• Exercise objective: Only lines containing "definition" are wanted from the data below. Copy those lines.

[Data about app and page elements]
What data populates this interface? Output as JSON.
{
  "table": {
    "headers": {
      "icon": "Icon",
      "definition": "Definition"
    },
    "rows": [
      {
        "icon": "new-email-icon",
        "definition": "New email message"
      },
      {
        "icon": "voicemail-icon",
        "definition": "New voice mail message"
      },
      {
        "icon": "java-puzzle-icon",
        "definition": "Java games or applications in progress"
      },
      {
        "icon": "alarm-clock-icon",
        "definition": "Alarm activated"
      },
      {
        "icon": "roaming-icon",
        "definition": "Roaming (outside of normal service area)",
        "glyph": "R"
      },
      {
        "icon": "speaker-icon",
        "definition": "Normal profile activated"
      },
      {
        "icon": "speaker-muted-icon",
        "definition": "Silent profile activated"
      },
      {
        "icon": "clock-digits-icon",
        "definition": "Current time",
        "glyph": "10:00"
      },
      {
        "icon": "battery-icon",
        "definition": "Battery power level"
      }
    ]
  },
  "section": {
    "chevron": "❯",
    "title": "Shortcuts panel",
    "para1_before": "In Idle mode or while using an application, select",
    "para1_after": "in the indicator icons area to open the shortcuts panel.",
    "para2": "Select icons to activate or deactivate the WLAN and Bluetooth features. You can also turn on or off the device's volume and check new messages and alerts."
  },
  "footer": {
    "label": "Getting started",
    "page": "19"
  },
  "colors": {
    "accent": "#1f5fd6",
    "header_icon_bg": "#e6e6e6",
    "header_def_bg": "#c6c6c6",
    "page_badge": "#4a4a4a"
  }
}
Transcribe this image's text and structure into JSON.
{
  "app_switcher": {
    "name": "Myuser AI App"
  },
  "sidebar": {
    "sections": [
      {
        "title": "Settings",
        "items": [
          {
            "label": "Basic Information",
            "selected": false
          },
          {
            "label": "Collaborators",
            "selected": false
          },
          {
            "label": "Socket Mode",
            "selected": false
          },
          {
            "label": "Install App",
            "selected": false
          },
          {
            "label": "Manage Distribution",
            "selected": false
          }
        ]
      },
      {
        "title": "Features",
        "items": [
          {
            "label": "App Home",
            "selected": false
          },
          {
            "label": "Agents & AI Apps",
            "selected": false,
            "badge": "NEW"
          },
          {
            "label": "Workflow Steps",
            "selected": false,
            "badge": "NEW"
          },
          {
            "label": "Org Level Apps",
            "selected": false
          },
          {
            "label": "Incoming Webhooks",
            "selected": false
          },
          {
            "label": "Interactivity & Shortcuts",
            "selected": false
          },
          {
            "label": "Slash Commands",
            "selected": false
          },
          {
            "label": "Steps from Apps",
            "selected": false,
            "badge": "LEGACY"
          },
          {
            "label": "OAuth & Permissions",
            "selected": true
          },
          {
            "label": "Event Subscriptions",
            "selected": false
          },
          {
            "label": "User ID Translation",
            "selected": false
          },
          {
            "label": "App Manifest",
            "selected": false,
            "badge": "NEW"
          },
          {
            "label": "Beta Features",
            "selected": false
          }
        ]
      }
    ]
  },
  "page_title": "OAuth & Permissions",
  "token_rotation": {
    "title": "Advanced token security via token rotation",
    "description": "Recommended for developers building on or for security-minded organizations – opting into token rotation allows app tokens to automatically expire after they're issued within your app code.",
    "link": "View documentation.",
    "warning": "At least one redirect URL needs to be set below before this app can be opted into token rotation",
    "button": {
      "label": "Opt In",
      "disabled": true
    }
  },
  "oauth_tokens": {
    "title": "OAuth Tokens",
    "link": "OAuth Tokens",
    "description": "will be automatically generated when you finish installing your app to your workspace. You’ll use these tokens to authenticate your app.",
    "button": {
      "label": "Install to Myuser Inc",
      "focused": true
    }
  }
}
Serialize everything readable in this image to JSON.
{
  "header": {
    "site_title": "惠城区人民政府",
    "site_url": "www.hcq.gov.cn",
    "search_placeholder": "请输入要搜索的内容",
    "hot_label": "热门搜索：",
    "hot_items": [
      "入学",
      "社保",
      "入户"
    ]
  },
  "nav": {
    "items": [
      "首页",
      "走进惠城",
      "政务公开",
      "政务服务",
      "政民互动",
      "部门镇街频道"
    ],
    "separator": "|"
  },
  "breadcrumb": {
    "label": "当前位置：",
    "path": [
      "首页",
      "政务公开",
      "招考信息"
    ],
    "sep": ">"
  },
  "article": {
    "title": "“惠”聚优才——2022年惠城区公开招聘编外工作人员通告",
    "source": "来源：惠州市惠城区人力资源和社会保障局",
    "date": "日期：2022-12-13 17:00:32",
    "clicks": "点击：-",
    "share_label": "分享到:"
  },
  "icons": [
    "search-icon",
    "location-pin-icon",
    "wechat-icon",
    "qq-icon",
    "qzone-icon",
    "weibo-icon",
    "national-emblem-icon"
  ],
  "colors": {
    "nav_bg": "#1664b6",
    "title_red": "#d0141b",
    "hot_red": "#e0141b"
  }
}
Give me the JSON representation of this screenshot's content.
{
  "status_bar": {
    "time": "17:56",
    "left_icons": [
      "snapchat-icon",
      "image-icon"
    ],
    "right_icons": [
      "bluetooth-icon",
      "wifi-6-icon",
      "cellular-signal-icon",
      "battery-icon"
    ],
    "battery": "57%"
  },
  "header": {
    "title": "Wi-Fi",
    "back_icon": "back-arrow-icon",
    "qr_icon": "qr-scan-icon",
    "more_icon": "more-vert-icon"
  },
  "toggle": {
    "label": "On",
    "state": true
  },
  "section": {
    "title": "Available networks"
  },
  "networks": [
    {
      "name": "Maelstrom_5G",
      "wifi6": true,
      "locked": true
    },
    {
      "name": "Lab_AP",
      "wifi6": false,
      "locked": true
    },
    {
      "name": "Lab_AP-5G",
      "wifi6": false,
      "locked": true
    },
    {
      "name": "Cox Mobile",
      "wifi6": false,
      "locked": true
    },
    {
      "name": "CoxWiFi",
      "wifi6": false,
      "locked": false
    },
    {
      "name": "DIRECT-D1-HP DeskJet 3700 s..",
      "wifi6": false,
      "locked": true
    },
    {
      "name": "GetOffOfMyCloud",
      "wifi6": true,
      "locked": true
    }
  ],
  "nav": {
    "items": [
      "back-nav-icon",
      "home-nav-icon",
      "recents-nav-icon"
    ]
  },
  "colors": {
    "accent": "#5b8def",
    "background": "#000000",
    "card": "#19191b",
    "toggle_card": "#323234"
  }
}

• Expected answer:
      "definition": "Definition"
        "definition": "New email message"
        "definition": "New voice mail message"
        "definition": "Java games or applications in progress"
        "definition": "Alarm activated"
        "definition": "Roaming (outside of normal service area)",
        "definition": "Normal profile activated"
        "definition": "Silent profile activated"
        "definition": "Current time",
        "definition": "Battery power level"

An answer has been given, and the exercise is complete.